As you can discern from the names, the Honda CB125R and Honda CB300R are street bikes that shares a lineage with the Honda CB1000R, albeit in 125cc and 300cc packages, respectively.
As such, the 2018 Honda CB125R is basically a redesigned CBR125R (a model not available in the US market), while the 2018 Honda CB300R is a repurposed to create the Honda CBR300R.
When we first saw Honda’s Neo Sports Café concept, it was a bittersweet moment. We loved the design. It was bold, but understated. It was a clean and modern take on a motorcycle that each year fades further and further from our attention.
The design was so good, we were sure that the Honda Neo Sports Café concept would never see the light of day, and surely not as the new Honda CB1000R.

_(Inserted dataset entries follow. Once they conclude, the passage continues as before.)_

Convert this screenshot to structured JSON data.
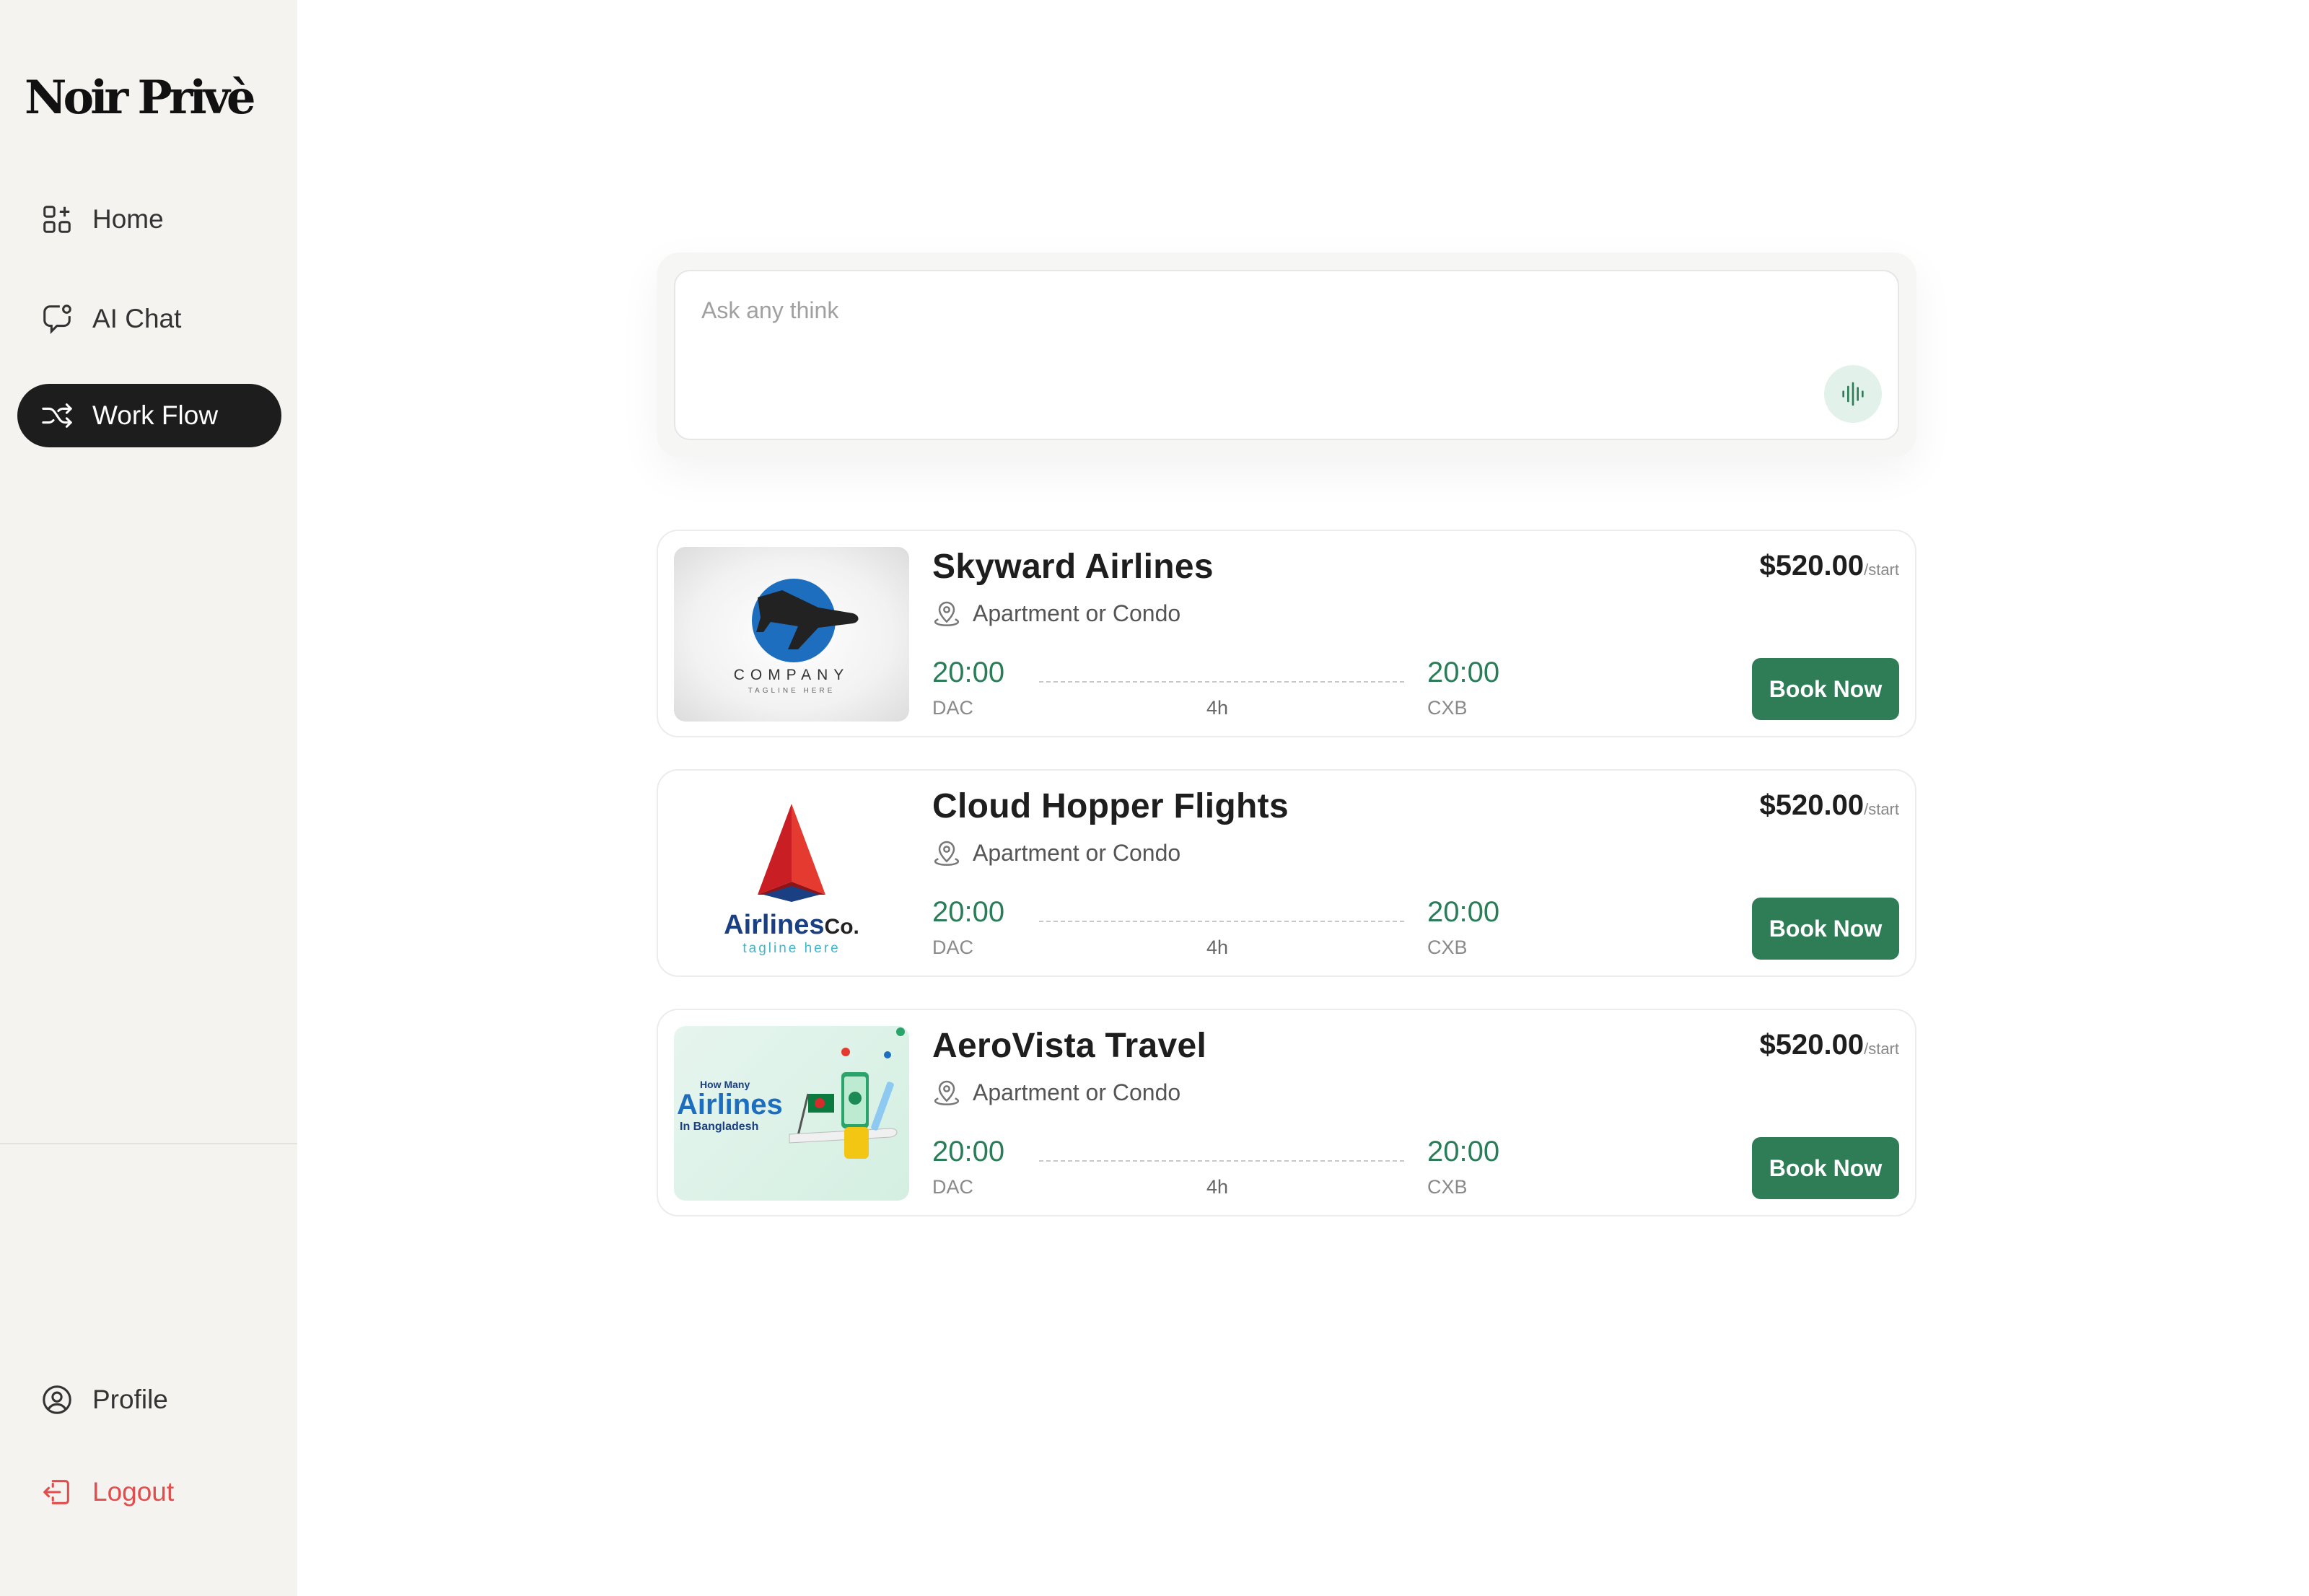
{
  "brand": {
    "logo_text": "Noir Privè"
  },
  "sidebar": {
    "items": [
      {
        "label": "Home",
        "icon": "grid-plus-icon"
      },
      {
        "label": "AI Chat",
        "icon": "chat-bubble-icon"
      },
      {
        "label": "Work Flow",
        "icon": "shuffle-icon",
        "active": true
      }
    ],
    "bottom": [
      {
        "label": "Profile",
        "icon": "user-circle-icon"
      },
      {
        "label": "Logout",
        "icon": "logout-icon"
      }
    ]
  },
  "search": {
    "placeholder": "Ask any think",
    "value": ""
  },
  "cards": [
    {
      "name": "Skyward Airlines",
      "location": "Apartment or Condo",
      "price": "$520.00",
      "price_unit": "/start",
      "depart_time": "20:00",
      "depart_code": "DAC",
      "arrive_time": "20:00",
      "arrive_code": "CXB",
      "duration": "4h",
      "book_label": "Book Now",
      "logo": {
        "line1": "COMPANY",
        "line2": "TAGLINE HERE"
      }
    },
    {
      "name": "Cloud Hopper Flights",
      "location": "Apartment or Condo",
      "price": "$520.00",
      "price_unit": "/start",
      "depart_time": "20:00",
      "depart_code": "DAC",
      "arrive_time": "20:00",
      "arrive_code": "CXB",
      "duration": "4h",
      "book_label": "Book Now",
      "logo": {
        "word_a": "Airlines",
        "word_b": "Co.",
        "tagline": "tagline here"
      }
    },
    {
      "name": "AeroVista Travel",
      "location": "Apartment or Condo",
      "price": "$520.00",
      "price_unit": "/start",
      "depart_time": "20:00",
      "depart_code": "DAC",
      "arrive_time": "20:00",
      "arrive_code": "CXB",
      "duration": "4h",
      "book_label": "Book Now",
      "logo": {
        "small": "How Many",
        "big": "Airlines",
        "sub": "In Bangladesh"
      }
    }
  ],
  "colors": {
    "accent": "#2e7d57",
    "time_green": "#2a7d58",
    "logout_red": "#e24c4c",
    "active_nav": "#1d1d1d",
    "sidebar_bg": "#f4f3ef"
  }
}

It is good to be wrong sometimes, because say hello to the very attractive 2018 Honda CB1000R, which brings the Honda Neo Sports Café concept to life, with very few changes.

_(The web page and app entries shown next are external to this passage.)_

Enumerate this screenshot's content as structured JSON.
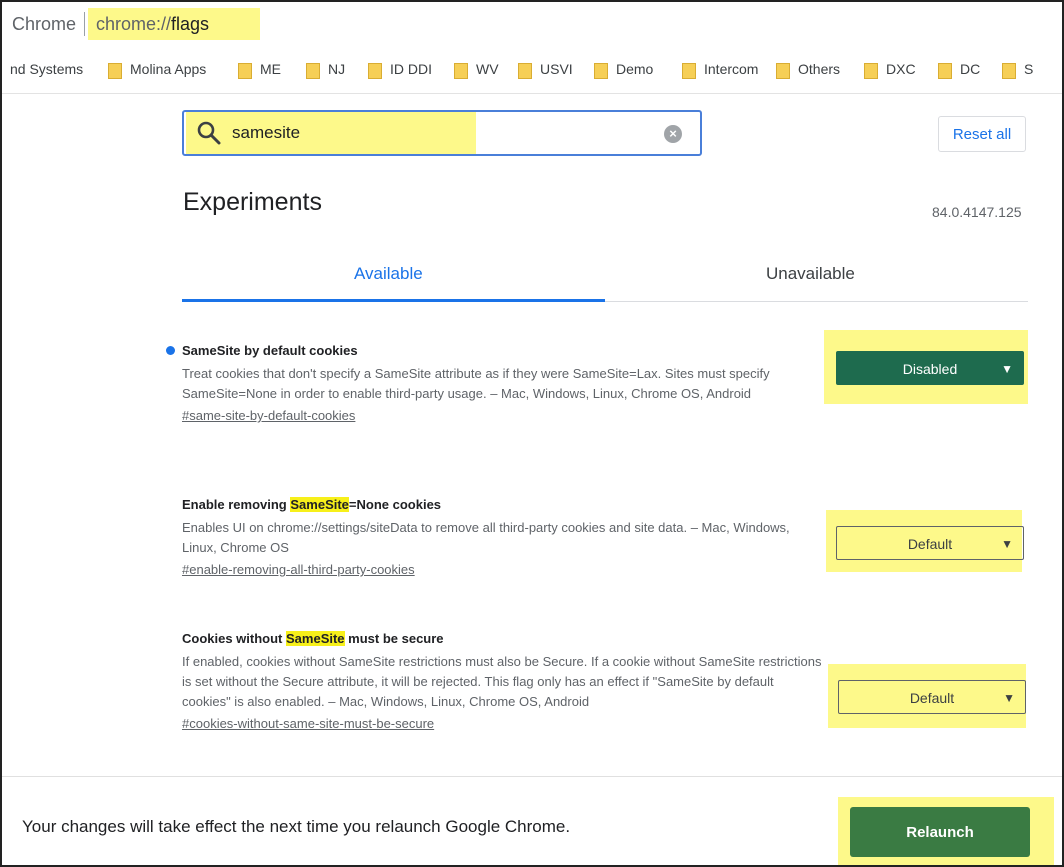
{
  "address_bar": {
    "site_label": "Chrome",
    "url_scheme": "chrome://",
    "url_path": "flags"
  },
  "bookmarks": [
    {
      "label": "nd Systems",
      "folder": false
    },
    {
      "label": "Molina Apps",
      "folder": true
    },
    {
      "label": "ME",
      "folder": true
    },
    {
      "label": "NJ",
      "folder": true
    },
    {
      "label": "ID DDI",
      "folder": true
    },
    {
      "label": "WV",
      "folder": true
    },
    {
      "label": "USVI",
      "folder": true
    },
    {
      "label": "Demo",
      "folder": true
    },
    {
      "label": "Intercom",
      "folder": true
    },
    {
      "label": "Others",
      "folder": true
    },
    {
      "label": "DXC",
      "folder": true
    },
    {
      "label": "DC",
      "folder": true
    },
    {
      "label": "S",
      "folder": true
    }
  ],
  "search": {
    "value": "samesite",
    "reset_label": "Reset all"
  },
  "page": {
    "title": "Experiments",
    "version": "84.0.4147.125"
  },
  "tabs": [
    {
      "label": "Available",
      "active": true
    },
    {
      "label": "Unavailable",
      "active": false
    }
  ],
  "experiments": [
    {
      "title_pre": "SameSite by default cookies",
      "title_hl": "",
      "title_post": "",
      "description": "Treat cookies that don't specify a SameSite attribute as if they were SameSite=Lax. Sites must specify SameSite=None in order to enable third-party usage. – Mac, Windows, Linux, Chrome OS, Android",
      "link": "#same-site-by-default-cookies",
      "selected": "Disabled",
      "modified": true
    },
    {
      "title_pre": "Enable removing ",
      "title_hl": "SameSite",
      "title_post": "=None cookies",
      "description": "Enables UI on chrome://settings/siteData to remove all third-party cookies and site data. – Mac, Windows, Linux, Chrome OS",
      "link": "#enable-removing-all-third-party-cookies",
      "selected": "Default",
      "modified": false
    },
    {
      "title_pre": "Cookies without ",
      "title_hl": "SameSite",
      "title_post": " must be secure",
      "description": "If enabled, cookies without SameSite restrictions must also be Secure. If a cookie without SameSite restrictions is set without the Secure attribute, it will be rejected. This flag only has an effect if \"SameSite by default cookies\" is also enabled. – Mac, Windows, Linux, Chrome OS, Android",
      "link": "#cookies-without-same-site-must-be-secure",
      "selected": "Default",
      "modified": false
    }
  ],
  "footer": {
    "message": "Your changes will take effect the next time you relaunch Google Chrome.",
    "relaunch_label": "Relaunch"
  },
  "colors": {
    "accent": "#1a73e8",
    "highlight": "#fdf98a",
    "disabled_select": "#1e6b4e",
    "relaunch": "#3a7b43"
  }
}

If it feels like Honda is zigging while others zag, then you would be correct. While the streetfighter segment continues to be filled with uber-aggressive performance machines, Honda is looking to take a more sophisticated approach with the new Honda CBR1000R, which plays to the bike’s strengths.

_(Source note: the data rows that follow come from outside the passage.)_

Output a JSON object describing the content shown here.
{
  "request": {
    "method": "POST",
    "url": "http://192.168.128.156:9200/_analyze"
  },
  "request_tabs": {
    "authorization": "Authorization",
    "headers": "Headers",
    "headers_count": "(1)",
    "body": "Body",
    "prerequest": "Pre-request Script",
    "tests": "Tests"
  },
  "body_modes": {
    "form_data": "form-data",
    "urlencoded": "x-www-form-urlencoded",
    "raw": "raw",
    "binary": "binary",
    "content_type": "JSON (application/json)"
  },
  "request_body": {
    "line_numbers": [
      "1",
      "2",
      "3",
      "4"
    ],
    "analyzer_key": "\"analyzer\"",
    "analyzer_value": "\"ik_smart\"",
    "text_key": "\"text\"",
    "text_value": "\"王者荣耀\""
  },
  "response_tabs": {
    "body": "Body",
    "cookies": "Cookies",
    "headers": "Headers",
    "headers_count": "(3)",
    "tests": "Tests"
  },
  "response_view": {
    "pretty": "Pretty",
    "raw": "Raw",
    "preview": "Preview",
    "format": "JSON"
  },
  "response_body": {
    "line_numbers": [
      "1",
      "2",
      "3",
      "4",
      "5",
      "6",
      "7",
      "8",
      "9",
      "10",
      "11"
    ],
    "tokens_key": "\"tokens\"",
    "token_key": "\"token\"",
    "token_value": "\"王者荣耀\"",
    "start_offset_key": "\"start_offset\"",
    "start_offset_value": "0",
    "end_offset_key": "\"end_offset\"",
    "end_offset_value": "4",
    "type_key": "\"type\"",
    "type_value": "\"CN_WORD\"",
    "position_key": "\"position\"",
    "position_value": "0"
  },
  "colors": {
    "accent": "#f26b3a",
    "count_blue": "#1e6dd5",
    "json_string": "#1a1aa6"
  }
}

While on the exterior, there might seem to be a great deal of similarities between the Ducati Panigale V4 and its predecessor the Ducati 1299 Panigale, stripping away the bodywork shows that the relation is mostly skin deep.
Yes, the “frameless” chassis design remains, and yes the exhaust routing for the four-cylinder machine mimics that on the twin-cylinder bike, but there are noticeable, even critical differences between Ducati’s superbikes, which should translate to meaningful differences on the race track.
The most obvious is how raked back the Desmosedici Stradale engine sits within the Panigale V4 chassis, which measures at 42° from parallel – the same as the Italian company’s V4-powered MotoGP race bike. No coincidence there.
This allows for the “front frame” to become a much longer lever, and attach to the motorcycle in more conventional mounting points. Both of these factors can contribute to making the Panigale V4 handle better on the race track, and provide better rider feedback – a common complaint of the old design.
Motus Motorcycles looks to be working on its second motorcycle model, as a naked prototype of the Motus MST has been making appearances on the American brand’s social media channels, including a very tasty video of the bike testing a 4-2-1 Akrapovic exhaust on the dyno (watch it, after the jump).
We reached out to Motus about its latest project, and the company confirmed its interest in making a naked version of the Motus MST sport-tourer, though it is waiting to see the feedback from other Motus owners and potential customers before committing to make the machine.
Still, Motus is teasing some very intriguing performance specs and design elements, which is more than whetting our appetite.
If we had to guess at a unifying theme for this year’s new bike launches, it would have to be “what is old is new again” as several brands are working on modern-engineered retro-styled motorcycles for the Tokyo and Milan expos.
Big Red is throwing its hat into the ring for this game as well, teasing what it calls the “Neo-Sport Café” on its YouTube channel. The videos center around Honda’s design and engineering team working on a new motorcycle, which will debut next month at the EICMA show in Milan.
In the teaser videos, we see a retro-looking motorcycle, with modern flares, such as an LED headlight, single-sided swingarm, and bazooka shaped exhaust can.
And then of course, there is the name” Neo-Sport Café and Honda’s description that it is true to “the spirt of the café racer.